Teachers’ Classroom Practices and Sense of Self-Efficacy towards Using instructional Strategies in teaching Speaking Skills: A Case Study


  • Dawit Birhanu Mammo


case study, interview, self-efficacy, speaking, participant


This paper is a qualitative case study exploring seven English language teachers' class room practices and self-efficacy beliefs towards using instructional strategies in teaching speaking skills. The research site, 'Hidar' 11 secondary school, was selected using a convenient sampling technique, and the participants were selected using purposive sampling. I collected the data over classroom observations and semi structured interviews. I observed each of the four participants seven times, and I had six observations for each of the rest. I managed a stimulated recall interview after each couple of observations; then, I had the final interview following the last stimulated recall one. All interviews engrossed on teacher participants' sense of self-efficacy beliefs. Most participants said they were inefficacious in using teaching speaking instructional strategies, while others said they were effective. The speaking lessons showed that participants who said they were effective in using speaking instructional approaches performed better than those who believed ineffective.
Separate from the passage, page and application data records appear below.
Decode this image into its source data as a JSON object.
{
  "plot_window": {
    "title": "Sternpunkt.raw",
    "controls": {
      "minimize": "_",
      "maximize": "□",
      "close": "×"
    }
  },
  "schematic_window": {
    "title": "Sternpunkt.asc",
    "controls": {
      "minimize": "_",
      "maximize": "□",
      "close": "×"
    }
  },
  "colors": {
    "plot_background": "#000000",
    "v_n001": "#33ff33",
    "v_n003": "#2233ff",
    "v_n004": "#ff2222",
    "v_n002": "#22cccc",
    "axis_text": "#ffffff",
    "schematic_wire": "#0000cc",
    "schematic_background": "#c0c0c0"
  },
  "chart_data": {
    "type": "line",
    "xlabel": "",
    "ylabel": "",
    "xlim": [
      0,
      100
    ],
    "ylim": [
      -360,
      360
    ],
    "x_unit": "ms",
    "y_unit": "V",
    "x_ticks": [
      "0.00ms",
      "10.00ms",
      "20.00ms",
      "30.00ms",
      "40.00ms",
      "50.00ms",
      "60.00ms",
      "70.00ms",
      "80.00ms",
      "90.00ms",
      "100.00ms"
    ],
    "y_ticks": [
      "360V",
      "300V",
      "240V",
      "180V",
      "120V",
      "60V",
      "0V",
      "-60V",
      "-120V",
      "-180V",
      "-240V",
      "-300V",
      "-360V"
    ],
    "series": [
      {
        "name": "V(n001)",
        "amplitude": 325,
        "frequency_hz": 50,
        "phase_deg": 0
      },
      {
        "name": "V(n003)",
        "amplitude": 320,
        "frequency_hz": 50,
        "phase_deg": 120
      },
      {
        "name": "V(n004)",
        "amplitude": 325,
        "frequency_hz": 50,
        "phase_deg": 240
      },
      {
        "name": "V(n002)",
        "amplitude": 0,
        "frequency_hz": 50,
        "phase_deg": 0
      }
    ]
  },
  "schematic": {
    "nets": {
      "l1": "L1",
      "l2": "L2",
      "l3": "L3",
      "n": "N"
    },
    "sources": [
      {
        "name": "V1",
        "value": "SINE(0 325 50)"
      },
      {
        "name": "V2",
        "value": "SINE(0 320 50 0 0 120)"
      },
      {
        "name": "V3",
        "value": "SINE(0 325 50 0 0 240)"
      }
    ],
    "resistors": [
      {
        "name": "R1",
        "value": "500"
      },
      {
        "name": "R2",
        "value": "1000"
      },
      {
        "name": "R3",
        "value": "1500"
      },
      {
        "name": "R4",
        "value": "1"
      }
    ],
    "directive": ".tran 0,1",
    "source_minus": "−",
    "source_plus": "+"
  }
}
In addition, participants' self efficacy beliefs influence teachers' expectations and actions. Teachers can develop good practices of teaching speaking skills with self-confidence if regular long-term and short term training programs are prepared and conducted. Teachers' Training Institutions need to prepare or give teachers to deal with teaching difficulties and related issues.